**TASK DETAILS:**
Report every line of the listing below in which the string "storage" appears.

──────── GIVEN INFORMATION ────────

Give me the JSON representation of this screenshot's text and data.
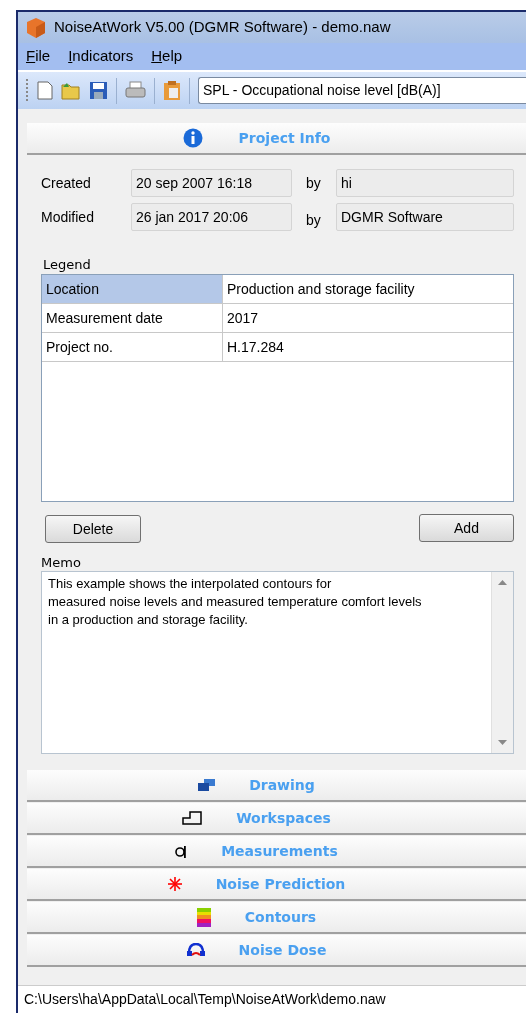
{
  "window": {
    "title": "NoiseAtWork V5.00 (DGMR Software) - demo.naw"
  },
  "menu": [
    "File",
    "Indicators",
    "Help"
  ],
  "toolbar": {
    "indicator": "SPL - Occupational noise level [dB(A)]"
  },
  "project_info": {
    "title": "Project Info",
    "expanded": true,
    "created": {
      "label": "Created",
      "date": "20 sep 2007 16:18",
      "by_label": "by",
      "by": "hi"
    },
    "modified": {
      "label": "Modified",
      "date": "26 jan 2017 20:06",
      "by_label": "by",
      "by": "DGMR Software"
    },
    "legend": {
      "label": "Legend",
      "rows": [
        {
          "key": "Location",
          "value": "Production and storage facility",
          "selected": true
        },
        {
          "key": "Measurement date",
          "value": "2017",
          "selected": false
        },
        {
          "key": "Project no.",
          "value": "H.17.284",
          "selected": false
        }
      ]
    },
    "buttons": [
      "Delete",
      "Add"
    ],
    "memo": {
      "label": "Memo",
      "value": "This example shows the interpolated contours for\nmeasured noise levels and measured temperature comfort levels\nin a production and storage facility."
    }
  },
  "sections": [
    {
      "title": "Drawing",
      "kind": "drawing",
      "expanded": false
    },
    {
      "title": "Workspaces",
      "kind": "workspaces",
      "expanded": false
    },
    {
      "title": "Measurements",
      "kind": "measurements",
      "expanded": false
    },
    {
      "title": "Noise Prediction",
      "kind": "prediction",
      "expanded": false
    },
    {
      "title": "Contours",
      "kind": "contours",
      "expanded": false
    },
    {
      "title": "Noise Dose",
      "kind": "dose",
      "expanded": false
    }
  ],
  "status_bar": "C:\\Users\\ha\\AppData\\Local\\Temp\\NoiseAtWork\\demo.naw"
}
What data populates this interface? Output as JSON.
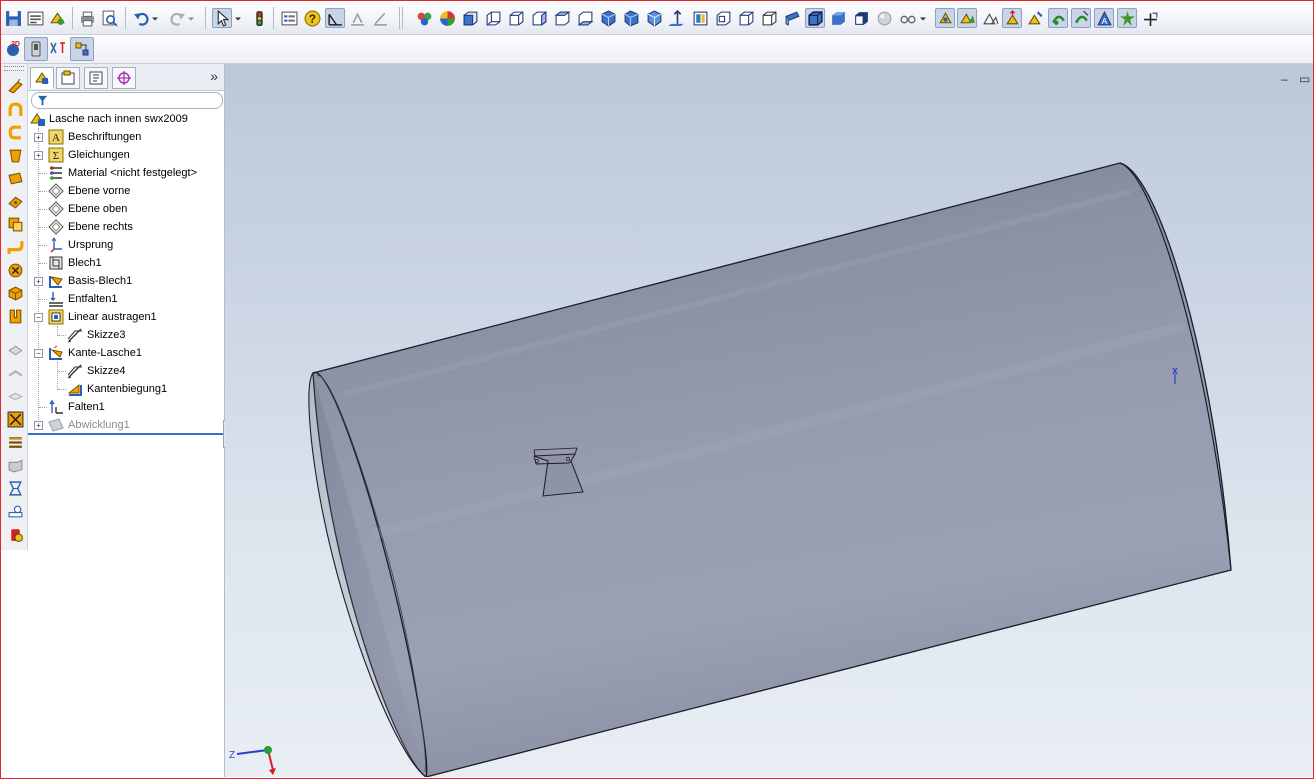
{
  "toolbar": {
    "standard": [
      "save-icon",
      "properties-icon",
      "rebuild-icon",
      "print-icon",
      "print-preview-icon",
      "undo-icon",
      "redo-icon",
      "select-icon",
      "traffic-light-icon",
      "options-icon",
      "help-icon"
    ],
    "sketch": [
      "smart-dimension-icon",
      "sketch-icon"
    ],
    "view": [
      "appearance-icon",
      "color-icon",
      "view-front-icon",
      "view-back-icon",
      "view-left-icon",
      "view-right-icon",
      "view-top-icon",
      "view-bottom-icon",
      "isometric-icon",
      "trimetric-icon",
      "dimetric-icon",
      "normal-to-icon",
      "single-view-icon",
      "two-view-icon",
      "four-view-icon",
      "wireframe-icon",
      "hidden-lines-visible-icon",
      "hidden-lines-removed-icon",
      "shaded-with-edges-icon",
      "shaded-icon",
      "shadows-icon",
      "perspective-icon",
      "section-view-icon",
      "zoom-to-fit-icon",
      "zoom-area-icon",
      "zoom-inout-icon",
      "rotate-icon",
      "pan-icon",
      "roll-view-icon",
      "3d-drawing-view-icon",
      "display-pane-icon",
      "view-orientation-icon",
      "previous-view-icon",
      "hide-show-icon"
    ]
  },
  "toolbar2": {
    "items": [
      "3d-content-icon",
      "sheet-metal-toolbar-icon",
      "dimxpert-icon",
      "sketch-relations-icon"
    ]
  },
  "vertical_toolbar": {
    "items": [
      "base-flange-icon",
      "edge-flange-icon",
      "miter-flange-icon",
      "hem-icon",
      "tab-icon",
      "jog-icon",
      "sketched-bend-icon",
      "lofted-bend-icon",
      "closed-corner-icon",
      "break-corner-icon",
      "rip-icon",
      "unfold-icon",
      "fold-icon",
      "flatten-icon",
      "no-bends-icon",
      "insert-bends-icon",
      "forming-tool-icon",
      "vent-icon",
      "cut-list-icon",
      "measure-icon",
      "mass-properties-icon",
      "section-properties-icon"
    ]
  },
  "feature_manager": {
    "tabs": [
      "featuremanager-tab",
      "propertymanager-tab",
      "configurationmanager-tab",
      "dimxpert-tab"
    ],
    "more": "»",
    "root": "Lasche nach innen swx2009",
    "items": [
      {
        "label": "Beschriftungen",
        "icon": "annotations-icon",
        "expandable": true,
        "level": 1
      },
      {
        "label": "Gleichungen",
        "icon": "equations-icon",
        "expandable": true,
        "level": 1
      },
      {
        "label": "Material <nicht festgelegt>",
        "icon": "material-icon",
        "expandable": false,
        "level": 1
      },
      {
        "label": "Ebene vorne",
        "icon": "plane-icon",
        "expandable": false,
        "level": 1
      },
      {
        "label": "Ebene oben",
        "icon": "plane-icon",
        "expandable": false,
        "level": 1
      },
      {
        "label": "Ebene rechts",
        "icon": "plane-icon",
        "expandable": false,
        "level": 1
      },
      {
        "label": "Ursprung",
        "icon": "origin-icon",
        "expandable": false,
        "level": 1
      },
      {
        "label": "Blech1",
        "icon": "sheet-metal-icon",
        "expandable": false,
        "level": 1
      },
      {
        "label": "Basis-Blech1",
        "icon": "base-flange-feature-icon",
        "expandable": true,
        "level": 1
      },
      {
        "label": "Entfalten1",
        "icon": "unfold-feature-icon",
        "expandable": false,
        "level": 1
      },
      {
        "label": "Linear austragen1",
        "icon": "extrude-icon",
        "expandable": true,
        "expanded": true,
        "level": 1
      },
      {
        "label": "Skizze3",
        "icon": "sketch-feature-icon",
        "expandable": false,
        "level": 2
      },
      {
        "label": "Kante-Lasche1",
        "icon": "edge-flange-feature-icon",
        "expandable": true,
        "expanded": true,
        "level": 1
      },
      {
        "label": "Skizze4",
        "icon": "sketch-feature-icon",
        "expandable": false,
        "level": 2
      },
      {
        "label": "Kantenbiegung1",
        "icon": "bend-icon",
        "expandable": false,
        "level": 2
      },
      {
        "label": "Falten1",
        "icon": "fold-feature-icon",
        "expandable": false,
        "level": 1
      },
      {
        "label": "Abwicklung1",
        "icon": "flat-pattern-icon",
        "expandable": true,
        "level": 1,
        "suppressed": true
      }
    ]
  },
  "viewport": {
    "window_controls": [
      "minimize-icon",
      "restore-icon"
    ],
    "triad_labels": {
      "z": "Z"
    }
  },
  "colors": {
    "frame": "#e2262a",
    "cylinder": "#8d93a6",
    "accent": "#3a6fc4"
  }
}
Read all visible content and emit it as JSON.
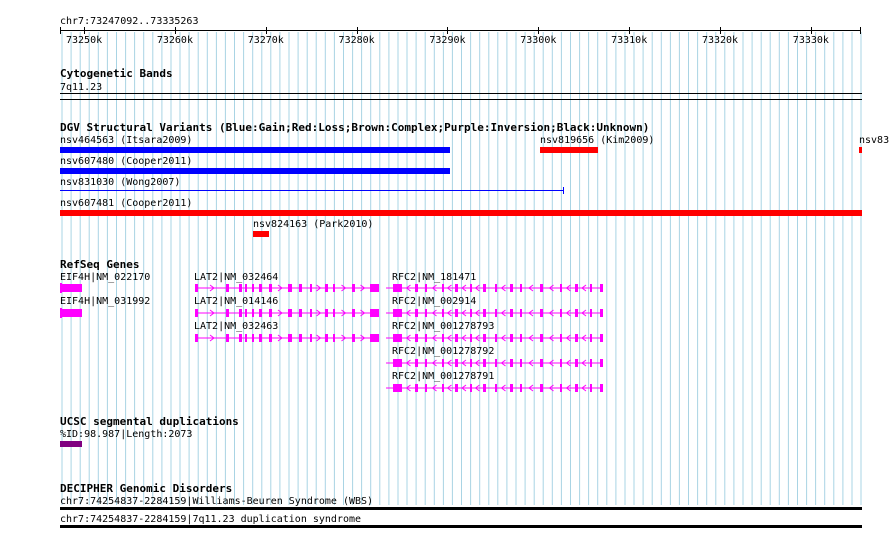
{
  "ruler": {
    "range": "chr7:73247092..73335263",
    "ticks": [
      "73250k",
      "73260k",
      "73270k",
      "73280k",
      "73290k",
      "73300k",
      "73310k",
      "73320k",
      "73330k"
    ]
  },
  "cytobands": {
    "title": "Cytogenetic Bands",
    "band": "7q11.23"
  },
  "dgv": {
    "title": "DGV Structural Variants (Blue:Gain;Red:Loss;Brown:Complex;Purple:Inversion;Black:Unknown)",
    "variants": [
      {
        "label": "nsv464563 (Itsara2009)",
        "color": "#0000ff"
      },
      {
        "label": "nsv819656 (Kim2009)",
        "color": "#ff0000"
      },
      {
        "label": "nsv83",
        "color": "#ff0000"
      },
      {
        "label": "nsv607480 (Cooper2011)",
        "color": "#0000ff"
      },
      {
        "label": "nsv831030 (Wong2007)",
        "color": "#0000ff"
      },
      {
        "label": "nsv607481 (Cooper2011)",
        "color": "#ff0000"
      },
      {
        "label": "nsv824163 (Park2010)",
        "color": "#ff0000"
      }
    ]
  },
  "refseq": {
    "title": "RefSeq Genes",
    "color": "#ff00ff",
    "genes": [
      {
        "label": "EIF4H|NM_022170"
      },
      {
        "label": "EIF4H|NM_031992"
      },
      {
        "label": "LAT2|NM_032464"
      },
      {
        "label": "LAT2|NM_014146"
      },
      {
        "label": "LAT2|NM_032463"
      },
      {
        "label": "RFC2|NM_181471"
      },
      {
        "label": "RFC2|NM_002914"
      },
      {
        "label": "RFC2|NM_001278793"
      },
      {
        "label": "RFC2|NM_001278792"
      },
      {
        "label": "RFC2|NM_001278791"
      }
    ]
  },
  "segdups": {
    "title": "UCSC segmental duplications",
    "label": "%ID:98.987|Length:2073",
    "color": "#800080"
  },
  "decipher": {
    "title": "DECIPHER Genomic Disorders",
    "items": [
      {
        "label": "chr7:74254837-2284159|Williams-Beuren Syndrome (WBS)"
      },
      {
        "label": "chr7:74254837-2284159|7q11.23 duplication syndrome"
      }
    ]
  },
  "colors": {
    "grid": "#a9d4e4",
    "gain": "#0000ff",
    "loss": "#ff0000",
    "gene": "#ff00ff",
    "segdup": "#800080"
  }
}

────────

**THE COMPLETED TASK:**
          "value": "Production and storage facility",
      "value": "This example shows the interpolated contours for\nmeasured noise levels and measured temperature comfort levels\nin a production and storage facility."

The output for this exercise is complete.